▸ **Study material**:
====
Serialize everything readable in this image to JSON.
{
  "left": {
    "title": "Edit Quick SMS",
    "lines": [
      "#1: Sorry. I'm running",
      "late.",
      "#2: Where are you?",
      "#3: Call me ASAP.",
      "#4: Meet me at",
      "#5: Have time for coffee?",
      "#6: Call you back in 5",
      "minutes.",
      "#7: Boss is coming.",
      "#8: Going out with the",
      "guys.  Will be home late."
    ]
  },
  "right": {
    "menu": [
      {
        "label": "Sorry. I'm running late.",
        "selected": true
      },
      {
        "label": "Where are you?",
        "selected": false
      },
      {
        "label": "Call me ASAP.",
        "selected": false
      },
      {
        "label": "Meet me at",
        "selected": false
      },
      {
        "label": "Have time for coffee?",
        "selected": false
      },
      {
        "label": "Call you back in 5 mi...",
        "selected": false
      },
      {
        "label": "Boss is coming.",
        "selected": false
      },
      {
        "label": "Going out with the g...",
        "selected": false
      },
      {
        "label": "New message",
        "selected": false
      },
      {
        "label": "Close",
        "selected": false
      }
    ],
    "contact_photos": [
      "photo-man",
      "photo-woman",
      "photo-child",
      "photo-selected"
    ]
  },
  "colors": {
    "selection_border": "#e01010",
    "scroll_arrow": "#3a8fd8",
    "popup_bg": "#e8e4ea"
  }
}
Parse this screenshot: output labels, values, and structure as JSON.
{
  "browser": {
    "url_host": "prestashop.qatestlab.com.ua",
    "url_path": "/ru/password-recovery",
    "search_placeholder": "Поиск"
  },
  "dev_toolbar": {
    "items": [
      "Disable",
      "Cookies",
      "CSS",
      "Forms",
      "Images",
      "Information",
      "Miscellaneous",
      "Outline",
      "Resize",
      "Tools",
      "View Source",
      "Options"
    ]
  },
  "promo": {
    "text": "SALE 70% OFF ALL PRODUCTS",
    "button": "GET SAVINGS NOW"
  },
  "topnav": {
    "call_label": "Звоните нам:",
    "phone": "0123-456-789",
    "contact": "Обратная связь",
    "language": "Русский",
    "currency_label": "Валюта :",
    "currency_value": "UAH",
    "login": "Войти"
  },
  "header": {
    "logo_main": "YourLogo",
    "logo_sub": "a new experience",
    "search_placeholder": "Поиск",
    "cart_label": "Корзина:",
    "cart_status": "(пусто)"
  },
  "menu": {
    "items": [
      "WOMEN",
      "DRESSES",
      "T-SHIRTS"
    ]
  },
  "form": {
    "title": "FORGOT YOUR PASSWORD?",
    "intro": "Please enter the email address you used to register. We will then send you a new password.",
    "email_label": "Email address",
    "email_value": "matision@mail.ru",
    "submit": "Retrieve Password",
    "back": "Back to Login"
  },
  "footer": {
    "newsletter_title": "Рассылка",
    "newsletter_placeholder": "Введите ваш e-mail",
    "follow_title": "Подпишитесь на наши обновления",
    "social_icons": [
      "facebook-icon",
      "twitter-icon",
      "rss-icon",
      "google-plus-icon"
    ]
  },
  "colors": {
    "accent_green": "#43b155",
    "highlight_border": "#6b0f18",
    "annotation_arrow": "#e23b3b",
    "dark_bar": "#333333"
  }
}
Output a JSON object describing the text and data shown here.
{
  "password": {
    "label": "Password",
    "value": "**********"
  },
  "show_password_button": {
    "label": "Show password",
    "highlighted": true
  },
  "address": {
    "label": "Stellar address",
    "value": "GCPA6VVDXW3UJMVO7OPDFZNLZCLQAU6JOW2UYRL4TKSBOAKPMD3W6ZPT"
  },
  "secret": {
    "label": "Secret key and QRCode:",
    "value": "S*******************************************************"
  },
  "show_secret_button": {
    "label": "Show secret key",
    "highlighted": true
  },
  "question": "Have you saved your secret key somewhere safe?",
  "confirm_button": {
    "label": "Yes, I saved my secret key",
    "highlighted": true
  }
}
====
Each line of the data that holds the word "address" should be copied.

▸ **Solution for this exercise**:
    "intro": "Please enter the email address you used to register. We will then send you a new password.",
    "email_label": "Email address",
  "address": {
    "label": "Stellar address",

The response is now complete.